Unlike the others on this list, Gallagher’s video is ad hoc. Amoeba didn’t know he was coming; they just saw him in the aisles and ushered him into the green room for this brief but enjoyable video. He’s taking a punt on some artists that are new to him, and some of his choices (Pink Floyd, Can, and David Axelrod) are fairly surprising. Never one to mince words, he guesses that he’ll find a lof of these “shite”. He also gets a Hawkwind album “to see what all the fuss is about”. I don’t think there’s been fuss about Hawkwind for about 40 years.
Every once in a while, some publication comes up with a list of the Scariest Bands of All Time. However, all the choices are shock rockers, i.e. people who wear clown makeup and shout a lot, all in the hope that it upsets their parents. That’s not the kind of music that I think is truly scary. The most frightening kind of music chills rather than shocks, getting under the skin and staying there.

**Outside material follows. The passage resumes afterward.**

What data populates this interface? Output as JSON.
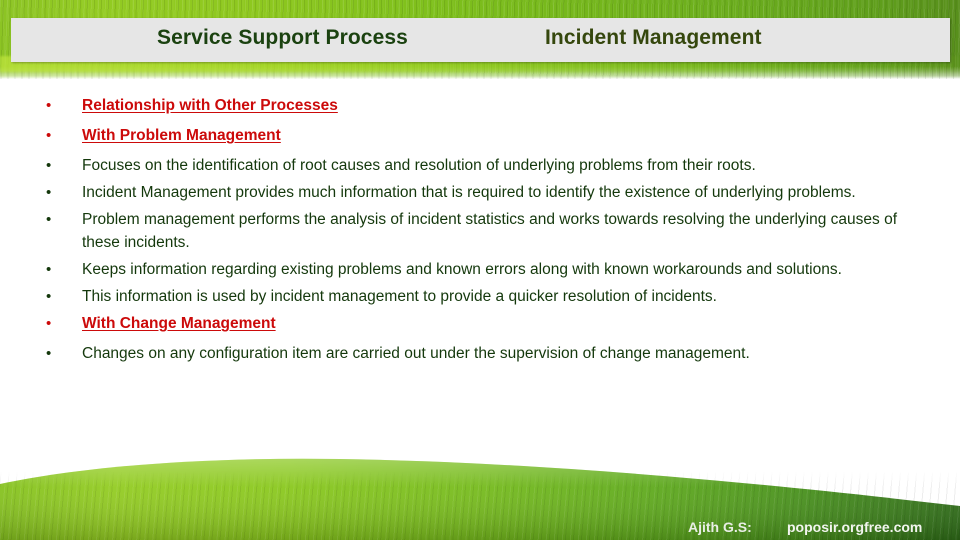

Below is a list of the music that I find to be actually scary…
Aphex Twin (Richard D. James) demonstrates the difference between shocking and scary. His most famous song “Come to Daddy” provides some shocks, thanks in part to its horror movie-like video. But he has also produced ambient work which is genuinely eerie. His first ambient record was a dance music-inspired affair, but with volume two, things became slower, weirder, and darker. Most ambient music is suitable to help you sleep, but if you tried it with this album, you’d probably be awake all night, terrified. You might have heard some of these tracks in Chris Morris’s dark comedy series Jam.
As album titles go, The Worse Things Get, the Harder I Fight, the Harder I Fight, the More I Love You, doesn’t really inspire confidence. It’s almost Fiona Apple-like length, and reads like a teenager’s Facebook update. Luckily, Neko Case managed to assuage many of my fears about her way with words, right from the opening lines of the first song: “When you catch the light, You look like your mother”.
The album begins in a rather restrained manner, but things kick into gear with the up-tempo “Man”. If you’ve unfamiliar the concept of “Genderfuck”, then this song will give you an excellent primer. With its loud guitars and a Pixies-esque middle-eight, it’s something entirely new from Neko.
Case seems most alive on these fast-paced tracks, such as “Bracing for Sunday”, which is a murder ballad about the killing of an incestuous rapist. So I’m sure the defence would argue for “justifiable homicide ballad”. She has confirmed in an interview that it’s not based on a true story, thank god. “City Swans” is a song that achieves the impossible: it’s a Country/Rock crossover that would be suitable for radio states in both Red and Blue states.
Janelle Monáe’s 2010 album The ArchAndroid was many people’s album of the year, including mine. It was a big seller, and also a remarkable musical achievement in that it seemed to defy categorisation. It appealed to both fans of contemporary R&B and prog-rockers, who aren’t so much warring factions as two alien species unaware of each other’s existence. So, to say that this follow-up album was “much anticipated” is an understatement.
If you only know of Monáe from her kinetic singles, e.g. “Tightrope” and “Cold War”, you might be surprised by how ambitious her longer release are. Her first EP and her two albums are suites (acts) in an overarching story. The narrative centres on an android called Cindi Mayweather, who becomes a sort of robot messiah. Telling a story over multiple releases is an interesting concept, but I challenge anybody to follow the story without resorting to reading the lyrics. I’ve never really been able to follow the plot, but it seems even more difficult to grasp this time around.